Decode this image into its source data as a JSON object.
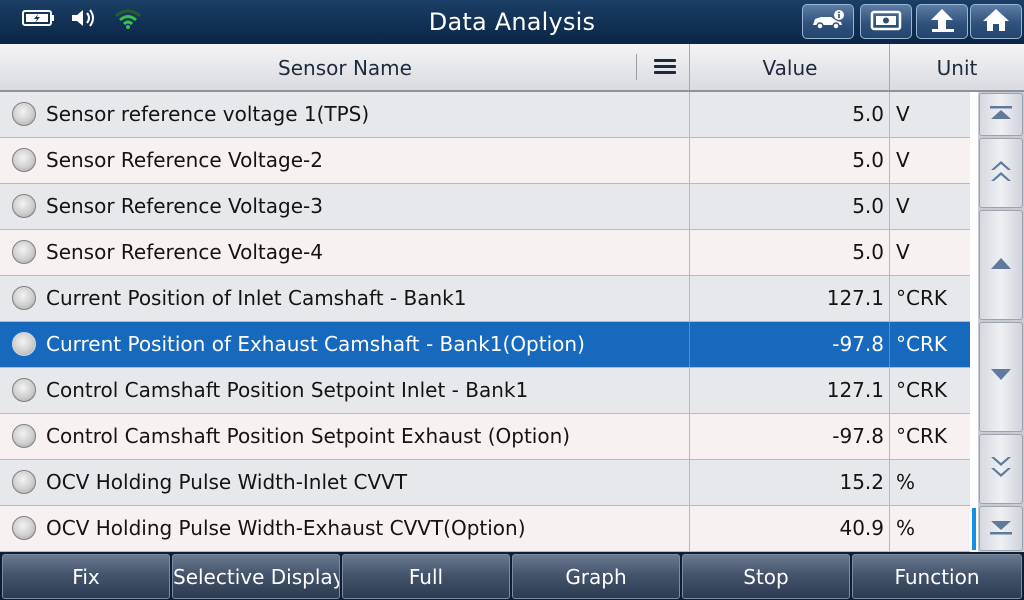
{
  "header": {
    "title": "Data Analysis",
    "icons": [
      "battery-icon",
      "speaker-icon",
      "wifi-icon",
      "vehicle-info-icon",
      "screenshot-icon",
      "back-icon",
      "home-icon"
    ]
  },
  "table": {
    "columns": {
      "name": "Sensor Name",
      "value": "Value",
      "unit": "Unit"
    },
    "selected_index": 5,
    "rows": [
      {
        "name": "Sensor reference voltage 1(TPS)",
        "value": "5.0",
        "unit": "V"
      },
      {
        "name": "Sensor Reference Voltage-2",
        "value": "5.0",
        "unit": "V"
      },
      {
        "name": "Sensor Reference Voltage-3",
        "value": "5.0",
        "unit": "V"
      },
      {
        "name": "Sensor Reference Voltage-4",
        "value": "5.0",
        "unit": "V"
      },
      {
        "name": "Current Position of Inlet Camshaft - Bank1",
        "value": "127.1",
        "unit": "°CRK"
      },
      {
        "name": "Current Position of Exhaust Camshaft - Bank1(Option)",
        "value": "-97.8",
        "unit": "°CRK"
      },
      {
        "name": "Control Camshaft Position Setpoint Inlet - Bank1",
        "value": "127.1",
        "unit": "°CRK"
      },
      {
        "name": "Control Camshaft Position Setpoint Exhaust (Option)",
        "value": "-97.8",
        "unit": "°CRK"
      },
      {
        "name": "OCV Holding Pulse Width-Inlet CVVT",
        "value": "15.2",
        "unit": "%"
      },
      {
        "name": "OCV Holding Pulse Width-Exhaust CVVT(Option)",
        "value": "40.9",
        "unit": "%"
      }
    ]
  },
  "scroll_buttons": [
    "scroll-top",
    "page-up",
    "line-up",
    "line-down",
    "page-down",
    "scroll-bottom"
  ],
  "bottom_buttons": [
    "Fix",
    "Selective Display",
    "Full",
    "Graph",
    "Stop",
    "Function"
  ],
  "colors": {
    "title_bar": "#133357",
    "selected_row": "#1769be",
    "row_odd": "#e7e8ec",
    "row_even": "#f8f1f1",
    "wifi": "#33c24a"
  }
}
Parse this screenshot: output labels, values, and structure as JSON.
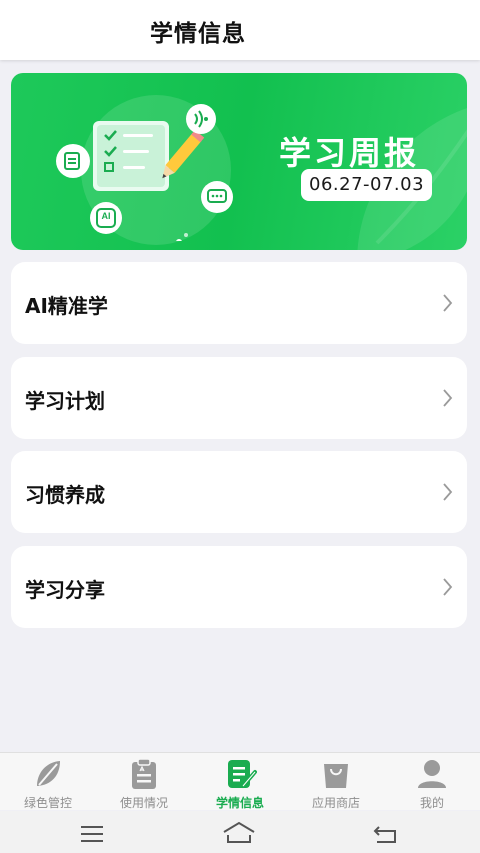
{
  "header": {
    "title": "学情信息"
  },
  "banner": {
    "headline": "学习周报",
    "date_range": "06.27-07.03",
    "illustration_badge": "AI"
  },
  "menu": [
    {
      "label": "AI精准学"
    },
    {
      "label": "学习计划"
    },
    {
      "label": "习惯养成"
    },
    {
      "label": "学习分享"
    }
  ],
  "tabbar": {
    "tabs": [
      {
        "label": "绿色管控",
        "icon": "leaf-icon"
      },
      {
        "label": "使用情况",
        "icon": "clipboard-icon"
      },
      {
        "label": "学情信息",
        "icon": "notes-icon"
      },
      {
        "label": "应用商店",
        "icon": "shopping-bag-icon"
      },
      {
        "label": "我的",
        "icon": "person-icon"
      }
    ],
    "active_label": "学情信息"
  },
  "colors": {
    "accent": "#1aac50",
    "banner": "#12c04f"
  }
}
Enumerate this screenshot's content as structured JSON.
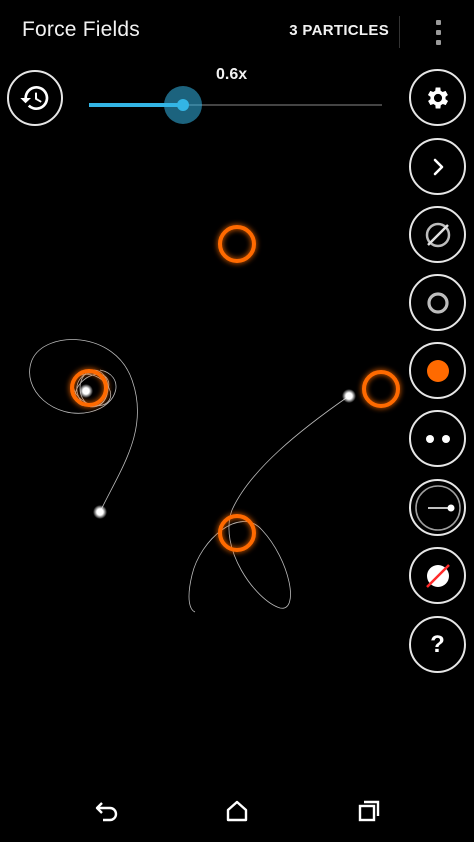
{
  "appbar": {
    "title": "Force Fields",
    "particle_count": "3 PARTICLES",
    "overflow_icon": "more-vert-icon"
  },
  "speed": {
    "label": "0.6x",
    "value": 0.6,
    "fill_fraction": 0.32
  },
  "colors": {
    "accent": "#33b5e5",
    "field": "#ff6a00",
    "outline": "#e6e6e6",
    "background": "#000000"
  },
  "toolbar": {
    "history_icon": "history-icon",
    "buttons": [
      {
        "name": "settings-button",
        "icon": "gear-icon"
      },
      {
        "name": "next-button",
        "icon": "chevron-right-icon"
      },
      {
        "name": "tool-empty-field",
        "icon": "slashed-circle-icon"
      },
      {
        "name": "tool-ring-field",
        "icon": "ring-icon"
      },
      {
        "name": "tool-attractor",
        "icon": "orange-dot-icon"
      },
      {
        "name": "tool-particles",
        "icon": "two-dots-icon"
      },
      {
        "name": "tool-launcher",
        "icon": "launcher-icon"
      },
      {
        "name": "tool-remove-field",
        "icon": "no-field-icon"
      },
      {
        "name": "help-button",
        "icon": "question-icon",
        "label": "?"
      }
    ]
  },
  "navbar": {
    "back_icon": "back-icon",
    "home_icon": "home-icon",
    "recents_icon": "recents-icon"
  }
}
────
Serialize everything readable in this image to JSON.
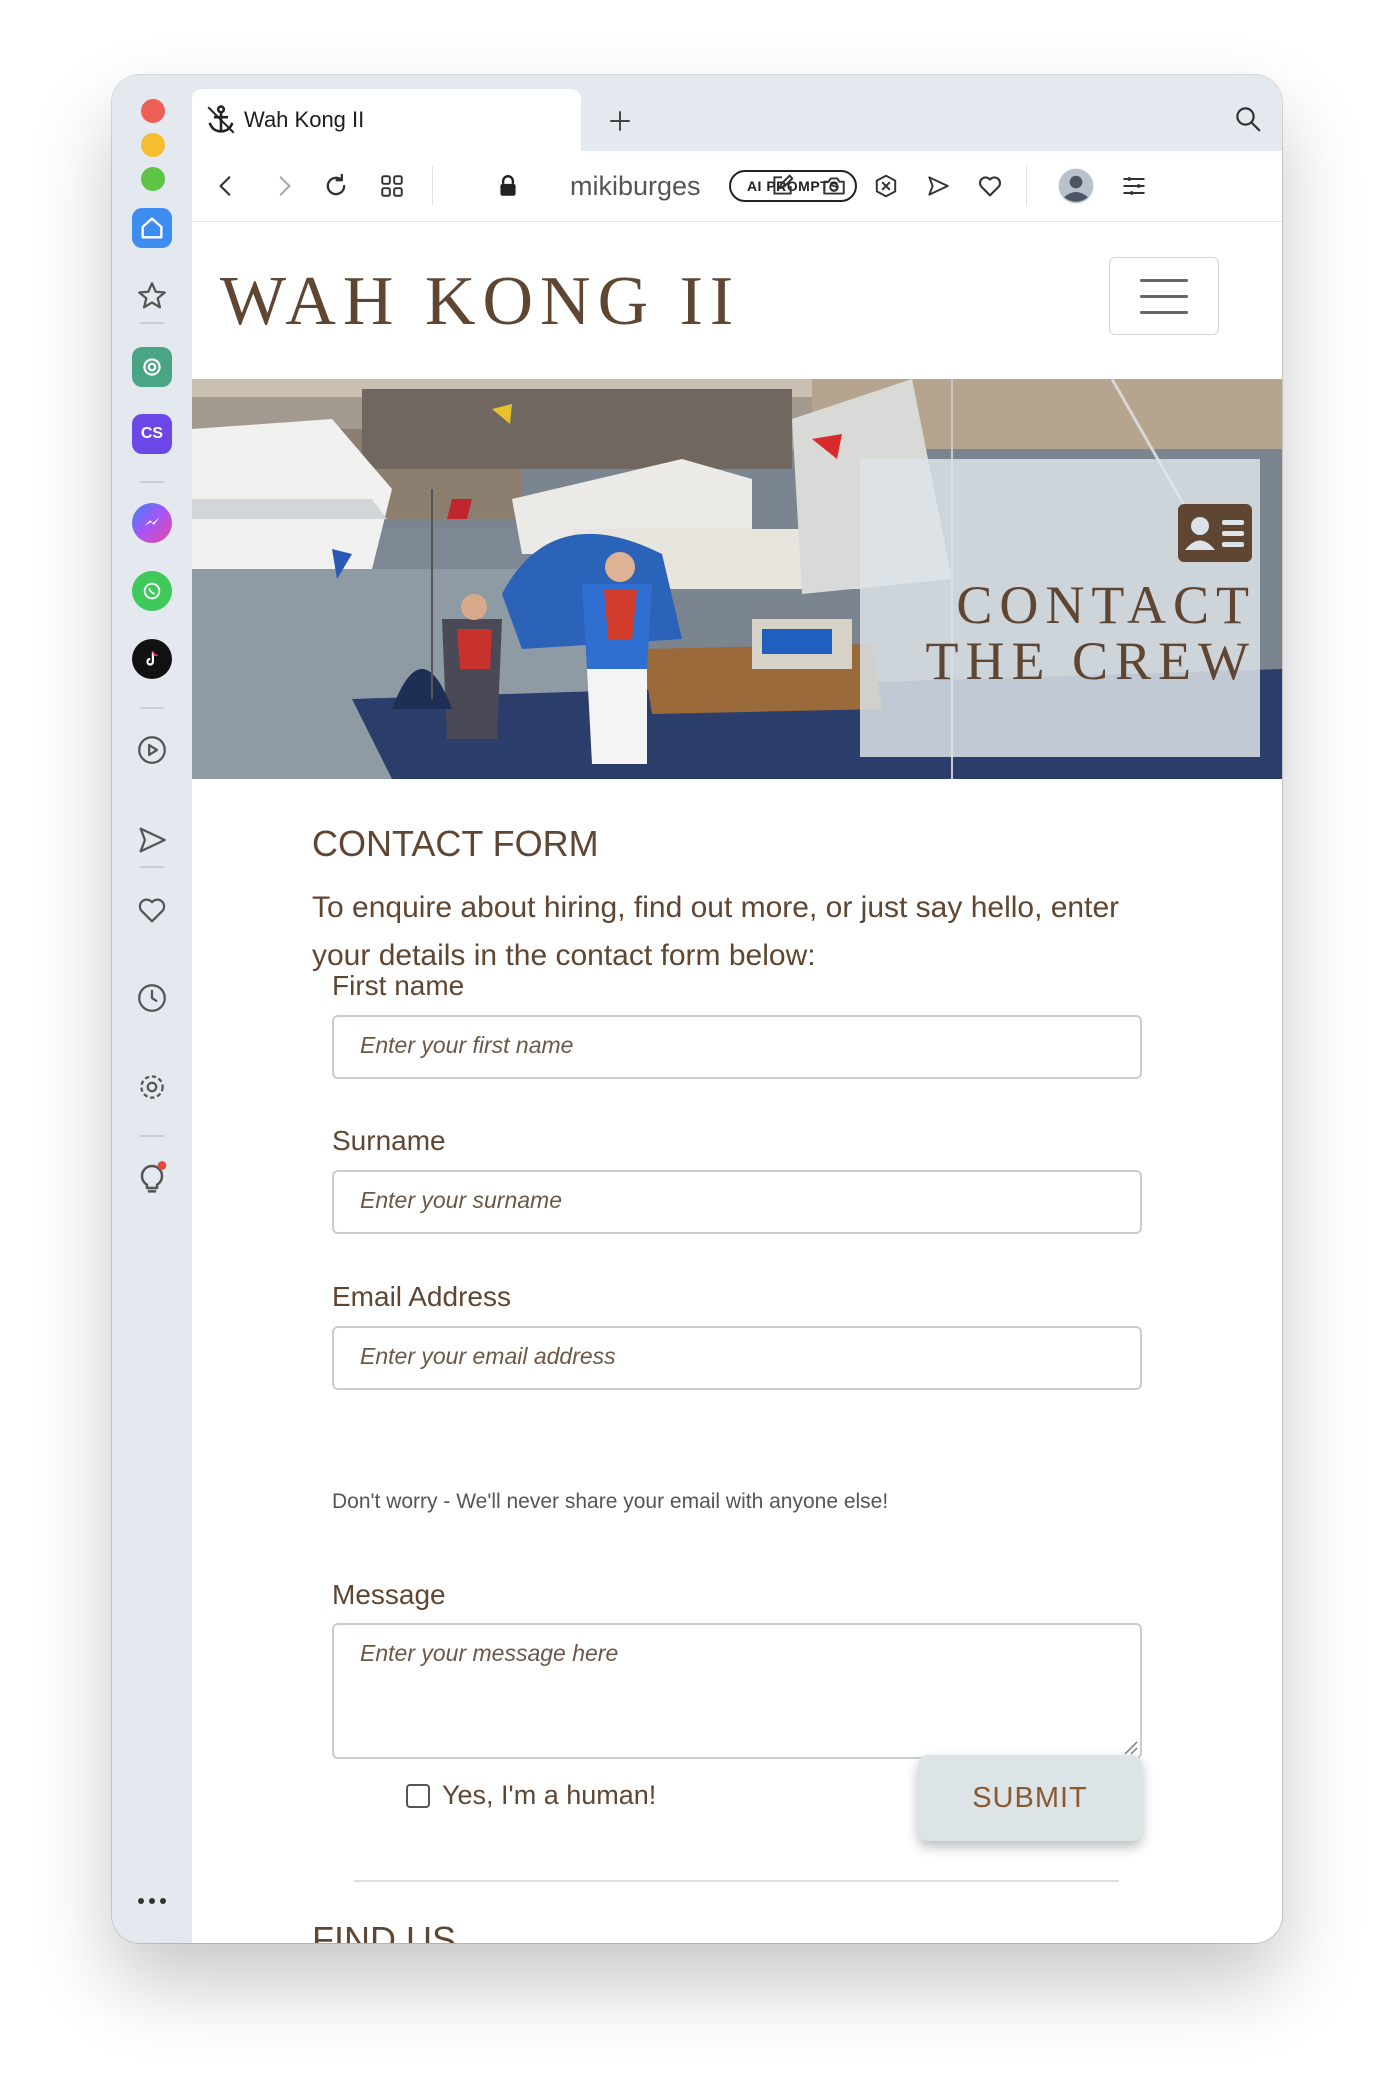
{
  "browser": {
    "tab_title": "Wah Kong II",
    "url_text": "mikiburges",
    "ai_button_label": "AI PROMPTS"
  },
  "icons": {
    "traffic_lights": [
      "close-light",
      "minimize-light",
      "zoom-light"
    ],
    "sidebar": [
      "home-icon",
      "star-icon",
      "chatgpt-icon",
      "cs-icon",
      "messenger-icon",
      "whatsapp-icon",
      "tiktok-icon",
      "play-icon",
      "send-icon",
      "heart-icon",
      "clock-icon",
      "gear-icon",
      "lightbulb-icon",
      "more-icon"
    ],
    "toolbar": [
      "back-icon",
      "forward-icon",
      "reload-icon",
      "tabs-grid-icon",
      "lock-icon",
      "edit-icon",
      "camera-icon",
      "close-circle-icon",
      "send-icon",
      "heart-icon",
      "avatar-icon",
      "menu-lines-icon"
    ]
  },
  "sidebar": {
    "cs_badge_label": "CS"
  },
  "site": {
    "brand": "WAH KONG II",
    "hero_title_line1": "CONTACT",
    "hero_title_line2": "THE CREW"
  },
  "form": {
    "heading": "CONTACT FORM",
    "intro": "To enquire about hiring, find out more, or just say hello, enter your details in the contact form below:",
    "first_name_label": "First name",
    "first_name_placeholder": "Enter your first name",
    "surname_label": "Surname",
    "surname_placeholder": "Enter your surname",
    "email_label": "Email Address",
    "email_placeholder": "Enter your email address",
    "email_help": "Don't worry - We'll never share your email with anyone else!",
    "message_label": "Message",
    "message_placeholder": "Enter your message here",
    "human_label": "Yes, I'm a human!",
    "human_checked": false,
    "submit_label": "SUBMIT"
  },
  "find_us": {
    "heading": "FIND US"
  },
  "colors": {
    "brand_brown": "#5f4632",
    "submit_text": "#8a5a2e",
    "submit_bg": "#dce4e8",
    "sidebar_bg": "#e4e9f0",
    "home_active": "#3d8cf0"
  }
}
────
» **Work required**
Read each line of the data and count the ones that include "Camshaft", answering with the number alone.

» **Exercise solution**
4